With 500 vaccination clinics and counting, the Vaccine Operations Team Equity’s (VOTE) mission is to help communities throughout Oregon access, understand and feel more confident about getting vaccinated. VOTE’s work is especially critical for people in Oregon disproportionately affected by COVID-19, and those who have historically faced health disparities.
To reach its goal, VOTE collaborates with more than 150 community-based organizations to reach people through trusted community partners that bring energy, creativity and dedication to those they serve. To capture that spirit, we took a peek inside some vaccination events through the eyes of a few of VOTE’s community partners.
Christine Sanders is the director of community health programs and services at East County Community Health (ECCH). With vaccine clinics that offer live music, giveaways, free food and drink and lots of fun, the message is, “Welcome! Come on in and relax,” said Sanders. “Get your vaccine with ECCH but stay and enjoy the festivities. You matter. You deserve it. That’s how we serve our community.” Christine shared some of the day’s activities:
“ECCH resides in the heart of the Rockwood Community. Though we provide vaccine clinics to our neighbors and community members, ECCH also recognizes the need for self-care, family-friendly fun and a relaxed, safe atmosphere for ALL to enjoy during this challenging time. Our clinics provide free haircuts for struggling families who may not have extra money to pay for this service. Painting nails for youth – a nice set of sparking nails always brings a smile to a youth’s face. Free balloons, popcorn and cotton candy. It’s not exactly a real fair but the laughter and fun make it seem so!”
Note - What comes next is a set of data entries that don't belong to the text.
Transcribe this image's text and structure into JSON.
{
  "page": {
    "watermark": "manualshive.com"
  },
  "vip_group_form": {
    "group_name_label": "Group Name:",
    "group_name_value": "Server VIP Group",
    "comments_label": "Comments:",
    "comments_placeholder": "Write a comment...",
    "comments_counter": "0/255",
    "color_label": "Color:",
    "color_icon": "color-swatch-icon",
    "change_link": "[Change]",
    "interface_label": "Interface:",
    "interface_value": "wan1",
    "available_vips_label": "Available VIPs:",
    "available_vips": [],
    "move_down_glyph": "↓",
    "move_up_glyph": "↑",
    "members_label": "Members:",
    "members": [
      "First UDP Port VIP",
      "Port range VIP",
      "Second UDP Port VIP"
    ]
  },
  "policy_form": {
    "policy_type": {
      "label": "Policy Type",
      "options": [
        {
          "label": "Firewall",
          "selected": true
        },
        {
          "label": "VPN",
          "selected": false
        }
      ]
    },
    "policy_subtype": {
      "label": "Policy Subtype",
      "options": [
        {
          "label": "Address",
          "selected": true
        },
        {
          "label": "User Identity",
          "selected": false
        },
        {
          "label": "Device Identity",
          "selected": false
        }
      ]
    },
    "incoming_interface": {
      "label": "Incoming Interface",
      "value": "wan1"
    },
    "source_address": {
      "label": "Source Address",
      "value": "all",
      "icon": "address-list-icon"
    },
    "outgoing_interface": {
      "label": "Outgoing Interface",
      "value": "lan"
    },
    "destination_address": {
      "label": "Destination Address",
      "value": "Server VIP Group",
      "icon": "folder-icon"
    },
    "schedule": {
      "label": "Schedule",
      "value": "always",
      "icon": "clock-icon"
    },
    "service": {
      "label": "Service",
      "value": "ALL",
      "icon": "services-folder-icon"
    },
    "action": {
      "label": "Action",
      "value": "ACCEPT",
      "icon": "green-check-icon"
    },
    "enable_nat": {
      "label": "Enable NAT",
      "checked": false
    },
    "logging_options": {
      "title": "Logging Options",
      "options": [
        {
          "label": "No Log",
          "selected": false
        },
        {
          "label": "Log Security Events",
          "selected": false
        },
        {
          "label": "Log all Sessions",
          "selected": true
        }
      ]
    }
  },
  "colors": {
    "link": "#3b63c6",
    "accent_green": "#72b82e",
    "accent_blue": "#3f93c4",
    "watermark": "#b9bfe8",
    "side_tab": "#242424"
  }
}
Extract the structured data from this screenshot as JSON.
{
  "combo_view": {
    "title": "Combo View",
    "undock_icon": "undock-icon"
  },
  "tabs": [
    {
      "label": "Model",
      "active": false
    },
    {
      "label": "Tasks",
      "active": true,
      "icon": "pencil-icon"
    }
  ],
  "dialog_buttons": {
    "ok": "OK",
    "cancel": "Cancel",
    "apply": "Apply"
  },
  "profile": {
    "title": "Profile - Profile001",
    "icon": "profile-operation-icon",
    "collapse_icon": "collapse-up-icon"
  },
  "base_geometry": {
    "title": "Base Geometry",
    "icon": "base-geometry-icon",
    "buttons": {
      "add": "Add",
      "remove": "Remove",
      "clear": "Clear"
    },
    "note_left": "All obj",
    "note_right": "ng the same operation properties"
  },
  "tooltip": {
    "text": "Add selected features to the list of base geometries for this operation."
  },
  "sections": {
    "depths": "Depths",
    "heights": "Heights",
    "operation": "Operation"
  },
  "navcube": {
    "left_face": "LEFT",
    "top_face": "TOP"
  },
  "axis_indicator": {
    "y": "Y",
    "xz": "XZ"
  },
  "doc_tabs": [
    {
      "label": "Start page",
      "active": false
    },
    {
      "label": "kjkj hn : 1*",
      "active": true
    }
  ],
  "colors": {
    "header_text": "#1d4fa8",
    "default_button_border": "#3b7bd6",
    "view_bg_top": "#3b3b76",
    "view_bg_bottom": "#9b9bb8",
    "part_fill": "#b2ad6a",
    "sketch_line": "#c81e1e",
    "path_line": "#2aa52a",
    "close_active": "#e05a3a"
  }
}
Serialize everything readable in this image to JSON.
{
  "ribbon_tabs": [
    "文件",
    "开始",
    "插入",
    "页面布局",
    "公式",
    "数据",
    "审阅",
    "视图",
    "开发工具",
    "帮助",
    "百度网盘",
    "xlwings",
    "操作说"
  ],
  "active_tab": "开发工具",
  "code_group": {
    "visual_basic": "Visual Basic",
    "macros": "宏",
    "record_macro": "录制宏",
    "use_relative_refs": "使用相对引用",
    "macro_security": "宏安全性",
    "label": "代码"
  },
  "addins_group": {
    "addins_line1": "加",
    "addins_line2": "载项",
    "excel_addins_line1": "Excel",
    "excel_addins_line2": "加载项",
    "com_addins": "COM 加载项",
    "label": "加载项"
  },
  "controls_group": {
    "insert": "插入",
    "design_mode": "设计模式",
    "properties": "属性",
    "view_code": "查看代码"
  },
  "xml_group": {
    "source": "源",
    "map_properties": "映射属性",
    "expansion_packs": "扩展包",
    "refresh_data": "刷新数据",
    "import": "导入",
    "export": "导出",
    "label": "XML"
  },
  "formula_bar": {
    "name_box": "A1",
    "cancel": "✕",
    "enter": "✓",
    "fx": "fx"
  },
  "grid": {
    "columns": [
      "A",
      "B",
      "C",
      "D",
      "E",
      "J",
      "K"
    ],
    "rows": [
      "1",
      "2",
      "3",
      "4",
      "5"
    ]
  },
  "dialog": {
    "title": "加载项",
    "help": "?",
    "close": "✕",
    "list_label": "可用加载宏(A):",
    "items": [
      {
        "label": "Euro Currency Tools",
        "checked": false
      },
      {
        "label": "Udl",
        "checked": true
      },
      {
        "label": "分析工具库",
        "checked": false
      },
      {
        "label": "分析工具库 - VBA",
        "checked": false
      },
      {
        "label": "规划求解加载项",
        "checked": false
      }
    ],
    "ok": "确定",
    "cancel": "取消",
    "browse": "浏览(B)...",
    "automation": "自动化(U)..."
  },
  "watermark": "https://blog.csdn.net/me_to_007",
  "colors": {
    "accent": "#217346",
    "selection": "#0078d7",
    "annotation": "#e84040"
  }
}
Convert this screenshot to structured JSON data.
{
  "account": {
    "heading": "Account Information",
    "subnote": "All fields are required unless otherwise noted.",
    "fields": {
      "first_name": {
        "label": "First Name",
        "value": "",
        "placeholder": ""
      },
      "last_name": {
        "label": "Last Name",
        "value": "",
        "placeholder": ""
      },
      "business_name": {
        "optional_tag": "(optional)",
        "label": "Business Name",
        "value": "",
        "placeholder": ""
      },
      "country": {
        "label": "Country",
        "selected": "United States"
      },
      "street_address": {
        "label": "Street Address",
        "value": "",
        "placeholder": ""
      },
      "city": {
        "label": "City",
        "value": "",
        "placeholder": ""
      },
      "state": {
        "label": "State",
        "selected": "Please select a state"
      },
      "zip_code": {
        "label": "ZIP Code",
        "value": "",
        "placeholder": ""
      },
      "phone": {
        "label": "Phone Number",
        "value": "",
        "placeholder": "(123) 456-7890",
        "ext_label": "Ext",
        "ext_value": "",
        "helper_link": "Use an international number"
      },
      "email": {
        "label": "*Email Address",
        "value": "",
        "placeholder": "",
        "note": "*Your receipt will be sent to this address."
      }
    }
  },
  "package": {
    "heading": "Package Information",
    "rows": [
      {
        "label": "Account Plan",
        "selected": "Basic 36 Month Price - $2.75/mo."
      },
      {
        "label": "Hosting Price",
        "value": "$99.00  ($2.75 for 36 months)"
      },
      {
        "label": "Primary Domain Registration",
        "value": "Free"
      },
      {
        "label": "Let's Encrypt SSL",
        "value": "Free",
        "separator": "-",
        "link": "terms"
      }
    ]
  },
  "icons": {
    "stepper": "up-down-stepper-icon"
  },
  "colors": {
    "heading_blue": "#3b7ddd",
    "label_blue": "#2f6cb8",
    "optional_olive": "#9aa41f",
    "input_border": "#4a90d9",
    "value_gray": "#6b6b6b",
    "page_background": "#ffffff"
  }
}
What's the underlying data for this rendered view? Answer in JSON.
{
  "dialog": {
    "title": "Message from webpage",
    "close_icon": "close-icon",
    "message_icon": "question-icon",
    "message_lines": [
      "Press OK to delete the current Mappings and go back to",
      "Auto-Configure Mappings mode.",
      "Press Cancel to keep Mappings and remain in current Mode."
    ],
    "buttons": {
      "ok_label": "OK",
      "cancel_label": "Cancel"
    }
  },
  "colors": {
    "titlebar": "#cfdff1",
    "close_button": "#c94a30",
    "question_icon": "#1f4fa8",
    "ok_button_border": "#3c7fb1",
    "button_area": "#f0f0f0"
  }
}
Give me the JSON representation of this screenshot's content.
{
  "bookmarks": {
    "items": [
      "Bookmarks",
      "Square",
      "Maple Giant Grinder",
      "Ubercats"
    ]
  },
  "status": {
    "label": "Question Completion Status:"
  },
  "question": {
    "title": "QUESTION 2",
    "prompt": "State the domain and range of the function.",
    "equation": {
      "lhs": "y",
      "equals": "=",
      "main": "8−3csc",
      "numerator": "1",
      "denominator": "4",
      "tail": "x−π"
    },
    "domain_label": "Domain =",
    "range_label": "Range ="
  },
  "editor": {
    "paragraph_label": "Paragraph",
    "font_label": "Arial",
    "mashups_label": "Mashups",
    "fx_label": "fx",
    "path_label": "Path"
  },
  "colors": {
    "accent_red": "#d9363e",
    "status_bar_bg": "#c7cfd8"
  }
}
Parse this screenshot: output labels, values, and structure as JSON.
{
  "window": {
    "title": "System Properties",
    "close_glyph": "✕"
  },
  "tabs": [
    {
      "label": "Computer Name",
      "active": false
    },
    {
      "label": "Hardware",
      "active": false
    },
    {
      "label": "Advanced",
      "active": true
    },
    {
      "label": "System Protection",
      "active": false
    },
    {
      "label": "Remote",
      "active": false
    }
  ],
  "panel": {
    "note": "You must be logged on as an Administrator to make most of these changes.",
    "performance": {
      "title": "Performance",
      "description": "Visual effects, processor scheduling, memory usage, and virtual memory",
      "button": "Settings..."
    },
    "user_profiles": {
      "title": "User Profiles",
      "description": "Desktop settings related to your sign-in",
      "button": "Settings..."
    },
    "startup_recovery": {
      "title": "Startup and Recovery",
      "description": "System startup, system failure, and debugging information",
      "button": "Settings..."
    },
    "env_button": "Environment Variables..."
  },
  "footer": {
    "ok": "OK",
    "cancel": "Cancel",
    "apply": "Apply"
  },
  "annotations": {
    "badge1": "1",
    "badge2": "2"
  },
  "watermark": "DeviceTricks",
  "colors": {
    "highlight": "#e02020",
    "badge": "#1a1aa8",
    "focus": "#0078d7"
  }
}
Chelsea Peterson is a COVID-19 outreach and education coordinator at Metropolitan Family Services (MFS), a group that breaks down the barriers of poverty, inequity and social isolation through programs that support parents and students, older residents and working families, connecting them to vital resources. Chelsea shared her reflections on one of their recent community vaccine clinics:
“On December 14 we partnered with Legacy and the Centennial School District to host our second-dose vaccine clinic for youth at Oliver Elementary. All community members were invited, and Legacy provided COVID-19 vaccines and booster doses. We had some wonderful interpreters from Oregon Health Authority (OHA) that helped translate for our Russian-, Somali-, Spanish-, and Vietnamese-speaking community members. Attendees were excited to receive Subway to take home, and Legacy provided ice cream. MFS also provided PPE and printed outreach materials for families. Overall, we distributed 149 vaccine doses – a huge success for our community and a wonderful way to end a challenging year!”
Children’s Community Clinic (CCC) provides high-quality and compassionate healthcare to socially disadvantaged and underserved children (birth to age 21) who are uninsured or underinsured, regardless of ethnicity, residence or ability to pay.
CCC held VOTE’s 500th vaccine clinic with a mini-vaccine hub that provided a warm, welcoming, safe and familiar location for the African American and African communities they serve. Of course, as Sokhna Mbodj, CCC’s public relations and marketing coordinator said, “Everyone is welcome!”
The mini-vaccine hub provided vaccinations for 174 people, not to mention plenty of happiness and goodies. Kids received backpacks full of school supplies, skincare products and and masks, and exercise kits and food boxes were also distributed. Younger children were given coloring books donated by the Children’s Healing Art Project (CHAP). Additionally, the Multnomah County Library donated books for families. CCC believes children “who don’t have a place to go, have a really great place to go.” And, they do.
Learn more about VOTE.